So-so modes and tracks aside, the racing itself fairs slightly better managing to deliver a fine enough time albeit a rather unspectacular one. Expect the usual assortment of outlandish locales, drifting mechanics and item tomfoolery the genre is so well known for with Chocobo GP throwing in a few of its own ideas. Driving feels… somewhat off, stiff even and on the easier setting lacks any real sense of speed. It does the job but when compared with the likes of Mario, Sonic or Crash Bandicoot’s efforts, pales in comparison feeling less polished and satisfying to play.
The item system offers something a little different – going by the name magicites here – and focusing around different spell elements like fire and water which can, in turn, be upgraded by racing through bronze, silver and gold eggs littering the track. The effects are nothing out of the ordinary – everything from boosts to homing attacks – but help keep the action chaotic. Arguably too chaotic to some degree, especially when you account for the fact every character also has their own unique ability. With so many items flying about the place, it has led to a number of cases where I’d get nailed repeatedly losing my pole position at the final stretch. In fact, the painfully long recovery time whenever your character gets hit is particularly frustrating, sapping any momentum right out of the race.

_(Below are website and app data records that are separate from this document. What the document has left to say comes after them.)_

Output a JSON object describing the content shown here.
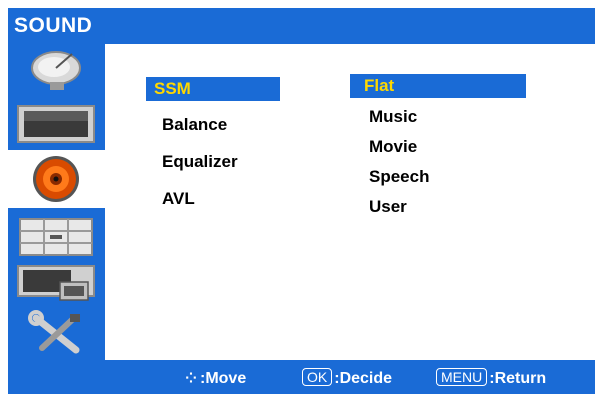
{
  "header": {
    "title": "SOUND"
  },
  "sidebar": {
    "items": [
      {
        "icon": "satellite-dish-icon",
        "active": false
      },
      {
        "icon": "tv-screen-icon",
        "active": false
      },
      {
        "icon": "speaker-icon",
        "active": true
      },
      {
        "icon": "channel-grid-icon",
        "active": false
      },
      {
        "icon": "pip-screen-icon",
        "active": false
      },
      {
        "icon": "tools-icon",
        "active": false
      }
    ]
  },
  "menu": {
    "items": [
      {
        "label": "SSM",
        "selected": true
      },
      {
        "label": "Balance",
        "selected": false
      },
      {
        "label": "Equalizer",
        "selected": false
      },
      {
        "label": "AVL",
        "selected": false
      }
    ]
  },
  "options": {
    "items": [
      {
        "label": "Flat",
        "selected": true
      },
      {
        "label": "Music",
        "selected": false
      },
      {
        "label": "Movie",
        "selected": false
      },
      {
        "label": "Speech",
        "selected": false
      },
      {
        "label": "User",
        "selected": false
      }
    ]
  },
  "footer": {
    "move_label": ":Move",
    "ok_key": "OK",
    "decide_label": ":Decide",
    "menu_key": "MENU",
    "return_label": ":Return"
  },
  "colors": {
    "accent": "#1a6bd6",
    "highlight_text": "#ffd800"
  }
}
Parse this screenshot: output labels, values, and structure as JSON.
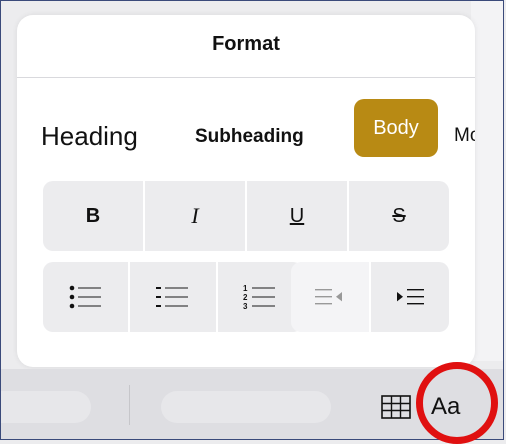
{
  "panel": {
    "title": "Format"
  },
  "styles": {
    "heading": "Heading",
    "subheading": "Subheading",
    "body": "Body",
    "more": "Mo",
    "selected_color": "#b88a14"
  },
  "format_buttons": {
    "bold": "B",
    "italic": "I",
    "underline": "U",
    "strikethrough": "S"
  },
  "list_buttons": {
    "icons": [
      "bullet-list-icon",
      "dash-list-icon",
      "numbered-list-icon"
    ],
    "numbered_digits": [
      "1",
      "2",
      "3"
    ]
  },
  "indent_buttons": {
    "icons": [
      "decrease-indent-icon",
      "increase-indent-icon"
    ]
  },
  "toolbar": {
    "text_style_label": "Aa",
    "icons": [
      "table-icon"
    ]
  },
  "annotation": {
    "ring_color": "#e01010"
  }
}
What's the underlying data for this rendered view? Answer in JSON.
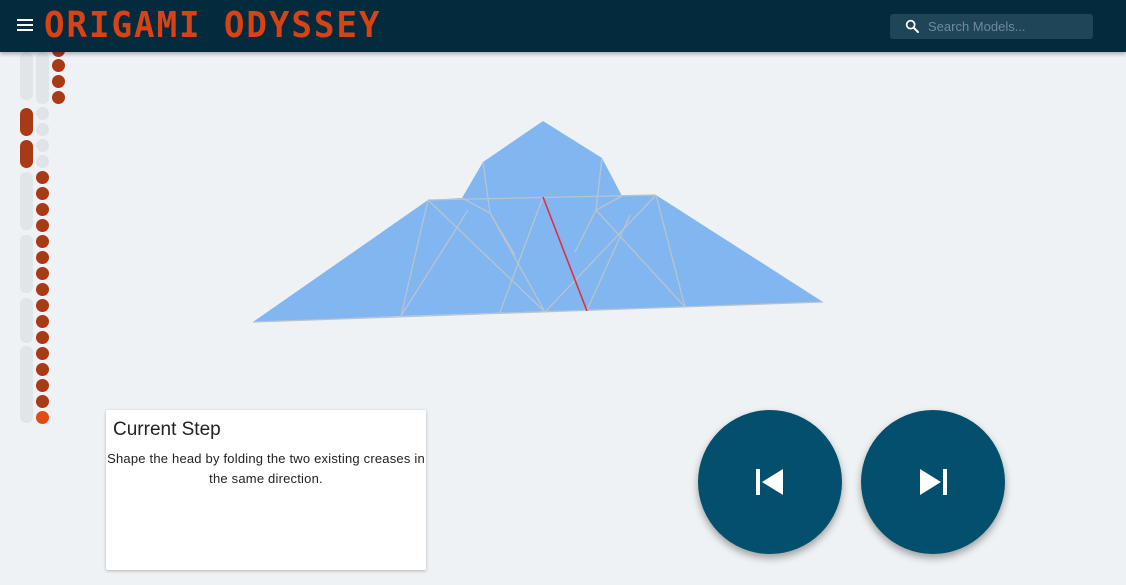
{
  "header": {
    "title": "ORIGAMI ODYSSEY",
    "search_placeholder": "Search Models..."
  },
  "icons": {
    "menu": "menu-icon",
    "search": "search-icon",
    "previous": "skip-previous-icon",
    "next": "skip-next-icon"
  },
  "colors": {
    "header_bg": "#032a3d",
    "title": "#d84315",
    "step_done": "#a83a17",
    "step_current": "#e24a14",
    "nav_button": "#02506d",
    "paper": "#82b6f0",
    "active_crease": "#e0303a"
  },
  "current_step": {
    "heading": "Current Step",
    "text": "Shape the head by folding the two existing creases in the same direction."
  }
}
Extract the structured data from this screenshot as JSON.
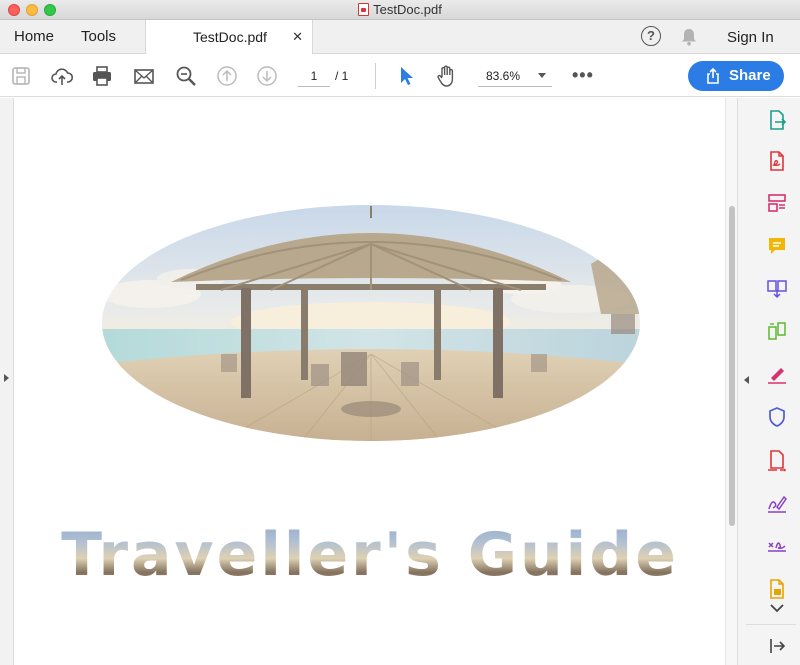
{
  "window": {
    "title": "TestDoc.pdf"
  },
  "tabs": {
    "home": "Home",
    "tools": "Tools",
    "document": "TestDoc.pdf"
  },
  "header": {
    "help": "?",
    "sign_in": "Sign In"
  },
  "toolbar": {
    "page_current": "1",
    "page_total": "/ 1",
    "zoom": "83.6%",
    "more": "•••",
    "share": "Share"
  },
  "document": {
    "heading": "Traveller's Guide"
  },
  "right_panel": {
    "tools": [
      "export-pdf-icon",
      "create-pdf-icon",
      "edit-pdf-icon",
      "comment-icon",
      "combine-files-icon",
      "organize-pages-icon",
      "fill-sign-icon",
      "protect-icon",
      "prepare-form-icon",
      "send-for-signature-icon",
      "certificates-icon",
      "scan-icon"
    ]
  },
  "colors": {
    "accent": "#2b7ce5",
    "select_tool": "#2b7ce5"
  }
}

The game’s two difficulty options act as your 50cc and 150cc equivalents where even the former option poses a rather hefty challenge and not in a fun way I might add. Rubber banding makes an appearance and with the AI not afraid to make use of their items, shorter tracks, in particular, can feel like a roll of the dice as to whether you’ll keep hold of your 1st place or simply get smacked with an assortment of spells.
As kart racers go, Chocobo GP is bright and colourful but decidedly forgettable all around. The racing feels serviceable but isn’t short of frustrations, tracks busy with visual flare but uninspired in their actual design and the mode selection a mish-mash of forgettable and okay options. Chocobo GP not only fails to bring anything exciting and fresh to the table but even struggles with some of the fundamentals and when compared with the best Switch has to offer in the kart racing department it falls short in just about every way.
Version Tested: Nintendo Switch
Review copy provided by Nintendo